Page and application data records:
****

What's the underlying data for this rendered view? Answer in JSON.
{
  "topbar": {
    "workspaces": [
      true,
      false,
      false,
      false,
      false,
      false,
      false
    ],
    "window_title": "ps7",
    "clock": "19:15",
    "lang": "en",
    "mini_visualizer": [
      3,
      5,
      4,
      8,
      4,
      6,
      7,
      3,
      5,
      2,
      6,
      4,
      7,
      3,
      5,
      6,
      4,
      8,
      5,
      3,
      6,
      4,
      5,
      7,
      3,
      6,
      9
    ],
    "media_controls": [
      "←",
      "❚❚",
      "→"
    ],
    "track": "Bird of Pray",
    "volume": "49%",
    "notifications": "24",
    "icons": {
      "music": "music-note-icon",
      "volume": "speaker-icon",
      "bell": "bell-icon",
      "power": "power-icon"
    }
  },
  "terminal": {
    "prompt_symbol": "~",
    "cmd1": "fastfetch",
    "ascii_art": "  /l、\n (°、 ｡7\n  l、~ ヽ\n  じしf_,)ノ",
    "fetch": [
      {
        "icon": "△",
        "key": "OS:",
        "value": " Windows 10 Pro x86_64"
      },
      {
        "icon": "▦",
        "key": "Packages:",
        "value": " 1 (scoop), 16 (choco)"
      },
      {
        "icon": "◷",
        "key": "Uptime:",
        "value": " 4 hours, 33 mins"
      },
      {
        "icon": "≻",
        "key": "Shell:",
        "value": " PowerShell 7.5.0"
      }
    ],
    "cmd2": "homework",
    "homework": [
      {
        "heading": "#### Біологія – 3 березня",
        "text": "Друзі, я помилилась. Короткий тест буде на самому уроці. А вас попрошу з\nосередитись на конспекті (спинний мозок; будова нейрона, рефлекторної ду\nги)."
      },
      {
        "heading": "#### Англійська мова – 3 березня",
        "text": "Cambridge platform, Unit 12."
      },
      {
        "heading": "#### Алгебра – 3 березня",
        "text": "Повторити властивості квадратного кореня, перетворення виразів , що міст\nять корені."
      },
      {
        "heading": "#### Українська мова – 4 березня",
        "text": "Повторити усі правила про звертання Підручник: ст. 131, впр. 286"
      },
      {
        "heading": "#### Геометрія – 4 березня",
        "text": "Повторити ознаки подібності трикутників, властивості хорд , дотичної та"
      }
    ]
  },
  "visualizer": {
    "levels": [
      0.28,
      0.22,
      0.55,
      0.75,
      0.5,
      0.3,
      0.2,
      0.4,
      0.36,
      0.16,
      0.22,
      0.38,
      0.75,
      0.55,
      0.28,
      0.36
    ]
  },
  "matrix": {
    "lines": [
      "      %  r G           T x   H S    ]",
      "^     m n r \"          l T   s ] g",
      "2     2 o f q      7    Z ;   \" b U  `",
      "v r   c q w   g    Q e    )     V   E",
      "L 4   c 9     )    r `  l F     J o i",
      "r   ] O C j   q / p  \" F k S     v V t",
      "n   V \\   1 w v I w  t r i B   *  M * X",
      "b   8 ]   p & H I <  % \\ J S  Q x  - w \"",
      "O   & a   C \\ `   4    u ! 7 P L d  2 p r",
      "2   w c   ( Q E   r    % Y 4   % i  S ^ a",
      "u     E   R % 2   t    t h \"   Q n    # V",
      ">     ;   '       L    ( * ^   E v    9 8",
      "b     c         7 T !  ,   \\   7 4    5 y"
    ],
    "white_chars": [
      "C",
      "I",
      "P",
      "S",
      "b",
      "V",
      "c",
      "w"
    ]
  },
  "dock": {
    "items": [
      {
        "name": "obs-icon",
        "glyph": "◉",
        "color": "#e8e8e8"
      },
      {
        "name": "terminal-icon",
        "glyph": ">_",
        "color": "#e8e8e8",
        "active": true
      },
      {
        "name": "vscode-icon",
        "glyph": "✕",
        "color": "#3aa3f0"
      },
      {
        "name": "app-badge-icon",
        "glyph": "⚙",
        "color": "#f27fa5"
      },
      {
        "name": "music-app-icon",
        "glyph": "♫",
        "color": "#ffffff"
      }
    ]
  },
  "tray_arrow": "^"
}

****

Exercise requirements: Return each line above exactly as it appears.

Answer section:
What's the underlying data for this rendered view? Answer in JSON.
{
  "topbar": {
    "workspaces": [
      true,
      false,
      false,
      false,
      false,
      false,
      false
    ],
    "window_title": "ps7",
    "clock": "19:15",
    "lang": "en",
    "mini_visualizer": [
      3,
      5,
      4,
      8,
      4,
      6,
      7,
      3,
      5,
      2,
      6,
      4,
      7,
      3,
      5,
      6,
      4,
      8,
      5,
      3,
      6,
      4,
      5,
      7,
      3,
      6,
      9
    ],
    "media_controls": [
      "←",
      "❚❚",
      "→"
    ],
    "track": "Bird of Pray",
    "volume": "49%",
    "notifications": "24",
    "icons": {
      "music": "music-note-icon",
      "volume": "speaker-icon",
      "bell": "bell-icon",
      "power": "power-icon"
    }
  },
  "terminal": {
    "prompt_symbol": "~",
    "cmd1": "fastfetch",
    "ascii_art": "  /l、\n (°、 ｡7\n  l、~ ヽ\n  じしf_,)ノ",
    "fetch": [
      {
        "icon": "△",
        "key": "OS:",
        "value": " Windows 10 Pro x86_64"
      },
      {
        "icon": "▦",
        "key": "Packages:",
        "value": " 1 (scoop), 16 (choco)"
      },
      {
        "icon": "◷",
        "key": "Uptime:",
        "value": " 4 hours, 33 mins"
      },
      {
        "icon": "≻",
        "key": "Shell:",
        "value": " PowerShell 7.5.0"
      }
    ],
    "cmd2": "homework",
    "homework": [
      {
        "heading": "#### Біологія – 3 березня",
        "text": "Друзі, я помилилась. Короткий тест буде на самому уроці. А вас попрошу з\nосередитись на конспекті (спинний мозок; будова нейрона, рефлекторної ду\nги)."
      },
      {
        "heading": "#### Англійська мова – 3 березня",
        "text": "Cambridge platform, Unit 12."
      },
      {
        "heading": "#### Алгебра – 3 березня",
        "text": "Повторити властивості квадратного кореня, перетворення виразів , що міст\nять корені."
      },
      {
        "heading": "#### Українська мова – 4 березня",
        "text": "Повторити усі правила про звертання Підручник: ст. 131, впр. 286"
      },
      {
        "heading": "#### Геометрія – 4 березня",
        "text": "Повторити ознаки подібності трикутників, властивості хорд , дотичної та"
      }
    ]
  },
  "visualizer": {
    "levels": [
      0.28,
      0.22,
      0.55,
      0.75,
      0.5,
      0.3,
      0.2,
      0.4,
      0.36,
      0.16,
      0.22,
      0.38,
      0.75,
      0.55,
      0.28,
      0.36
    ]
  },
  "matrix": {
    "lines": [
      "      %  r G           T x   H S    ]",
      "^     m n r \"          l T   s ] g",
      "2     2 o f q      7    Z ;   \" b U  `",
      "v r   c q w   g    Q e    )     V   E",
      "L 4   c 9     )    r `  l F     J o i",
      "r   ] O C j   q / p  \" F k S     v V t",
      "n   V \\   1 w v I w  t r i B   *  M * X",
      "b   8 ]   p & H I <  % \\ J S  Q x  - w \"",
      "O   & a   C \\ `   4    u ! 7 P L d  2 p r",
      "2   w c   ( Q E   r    % Y 4   % i  S ^ a",
      "u     E   R % 2   t    t h \"   Q n    # V",
      ">     ;   '       L    ( * ^   E v    9 8",
      "b     c         7 T !  ,   \\   7 4    5 y"
    ],
    "white_chars": [
      "C",
      "I",
      "P",
      "S",
      "b",
      "V",
      "c",
      "w"
    ]
  },
  "dock": {
    "items": [
      {
        "name": "obs-icon",
        "glyph": "◉",
        "color": "#e8e8e8"
      },
      {
        "name": "terminal-icon",
        "glyph": ">_",
        "color": "#e8e8e8",
        "active": true
      },
      {
        "name": "vscode-icon",
        "glyph": "✕",
        "color": "#3aa3f0"
      },
      {
        "name": "app-badge-icon",
        "glyph": "⚙",
        "color": "#f27fa5"
      },
      {
        "name": "music-app-icon",
        "glyph": "♫",
        "color": "#ffffff"
      }
    ]
  },
  "tray_arrow": "^"
}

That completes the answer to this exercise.